Team oriented cultures thrive on everyone collaborating and working together. Creative production studios, theater, sports team (from basketball to Formula 1). This type of culture is discussed and encourage in most organizations. Think of Starbucks or Mercedes Formula 1 race team. Starbucks preaches “we” not “me.” Mercedes has a star driver, Lewis Hamilton, who gets the glory when they win a Grand Prix, but every time his car pulls up at a pit stop, he has 15+ people engaged that have to change all 4 tires in 2 seconds or less. Plus another 500+ people working on the car, aerodynamics, R&D, etc throughout the year. It’s the epitome of team work supported by the main character.
Sometime the best work comes from people when you leave them alone. Think of Pixar or Netflix. These organizations typically leave their production and creative teams alone. Enable them to come up with the wildest ideas that they can push into production. These teams exist to push our imagination beyond limits.
This is typically the hardest type of corporate culture to activate and one that requires substantial discipline. It’s easier for smaller teams / companies to push for autonomous culture, but much harder for larger organizations.
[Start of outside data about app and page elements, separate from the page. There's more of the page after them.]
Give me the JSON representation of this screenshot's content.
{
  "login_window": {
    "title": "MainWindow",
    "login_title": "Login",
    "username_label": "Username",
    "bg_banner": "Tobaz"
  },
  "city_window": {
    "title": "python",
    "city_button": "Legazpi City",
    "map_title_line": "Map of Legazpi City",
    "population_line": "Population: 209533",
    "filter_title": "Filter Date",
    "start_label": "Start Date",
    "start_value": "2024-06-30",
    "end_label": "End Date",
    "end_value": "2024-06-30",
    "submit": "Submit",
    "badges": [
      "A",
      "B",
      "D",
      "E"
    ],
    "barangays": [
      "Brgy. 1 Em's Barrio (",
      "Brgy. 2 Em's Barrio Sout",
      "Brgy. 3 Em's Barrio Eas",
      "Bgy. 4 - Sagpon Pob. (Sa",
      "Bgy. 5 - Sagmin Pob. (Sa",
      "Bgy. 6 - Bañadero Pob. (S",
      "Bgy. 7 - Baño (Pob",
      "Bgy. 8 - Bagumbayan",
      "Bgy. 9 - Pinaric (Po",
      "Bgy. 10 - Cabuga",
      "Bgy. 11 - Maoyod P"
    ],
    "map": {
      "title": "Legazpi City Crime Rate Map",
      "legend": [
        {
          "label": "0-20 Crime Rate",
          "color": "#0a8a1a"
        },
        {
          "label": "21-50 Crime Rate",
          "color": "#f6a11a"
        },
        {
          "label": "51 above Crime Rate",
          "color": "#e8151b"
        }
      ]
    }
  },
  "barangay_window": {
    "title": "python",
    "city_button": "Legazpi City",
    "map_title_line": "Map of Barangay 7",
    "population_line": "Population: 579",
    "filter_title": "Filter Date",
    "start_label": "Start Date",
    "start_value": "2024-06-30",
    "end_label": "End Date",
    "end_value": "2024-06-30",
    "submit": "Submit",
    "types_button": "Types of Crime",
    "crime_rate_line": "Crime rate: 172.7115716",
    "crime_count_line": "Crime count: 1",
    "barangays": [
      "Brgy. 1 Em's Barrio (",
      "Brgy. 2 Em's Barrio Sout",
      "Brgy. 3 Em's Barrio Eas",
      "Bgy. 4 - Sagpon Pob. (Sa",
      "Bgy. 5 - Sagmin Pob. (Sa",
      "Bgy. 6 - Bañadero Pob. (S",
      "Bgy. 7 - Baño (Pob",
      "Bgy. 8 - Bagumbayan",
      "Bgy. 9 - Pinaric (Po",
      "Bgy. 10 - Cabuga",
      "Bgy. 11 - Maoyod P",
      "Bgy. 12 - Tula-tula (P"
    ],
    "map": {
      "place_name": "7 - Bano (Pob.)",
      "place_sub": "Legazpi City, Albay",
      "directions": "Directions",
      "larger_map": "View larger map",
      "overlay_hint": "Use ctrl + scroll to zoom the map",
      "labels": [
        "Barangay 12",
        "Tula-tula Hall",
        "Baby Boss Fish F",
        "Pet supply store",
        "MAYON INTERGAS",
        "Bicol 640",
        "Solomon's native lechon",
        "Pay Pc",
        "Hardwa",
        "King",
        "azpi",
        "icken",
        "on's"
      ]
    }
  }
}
What’s the right culture for you?
This is highly dependent on the sector and vertical you’re operating in. If you run a sales org, then lean into collaboratively competitive. If you run a movie studio, then consider autonomous. Most companies focus on team oriented. “We win together, not alone.”
The type of culture you build plays into the type of people you hire. Hence why larger companies with tenured employees trained a certain way can’t change their culture quickly. It can happen, but it takes time.
The best companies are a healthy mix of all three. Too much collaboration leads to burnout. Collaboration and teamwork necessitates meetings and emails. And too many meetings and emails are unproductive. It’s mistaking motion for progress.
A few things to consider as you reflect on the optimal culture for your company:
- Culture can be created and managed. It can be top down or bottoms up. If you don’t create it and manage it, someone else in your company will. It may not be what you want it to be. So, play offense and create it.
- Culture eats strategy for breakfast. We’ve all heard that saying. A strong culture that has people and teams marching in the same direction amplifies organizational impact and can push new boundaries.
- Don’t pass cultural duties to your HR team.
- Make your company culture as something that’s shared between all parties and people. As the company grows, enable your tenured employees to lead training. Have peer mentorship for new employees, where you pair them up with someone who’s not their superior. Seek cultural moments, do employee and team recognitions, etc.
My COO shared the following chart with the broader executive team amidst COVID as we were settling into remote work environment. It helped all leaders come together, identify any gaps, and lock-arms to build a more inclusive company culture.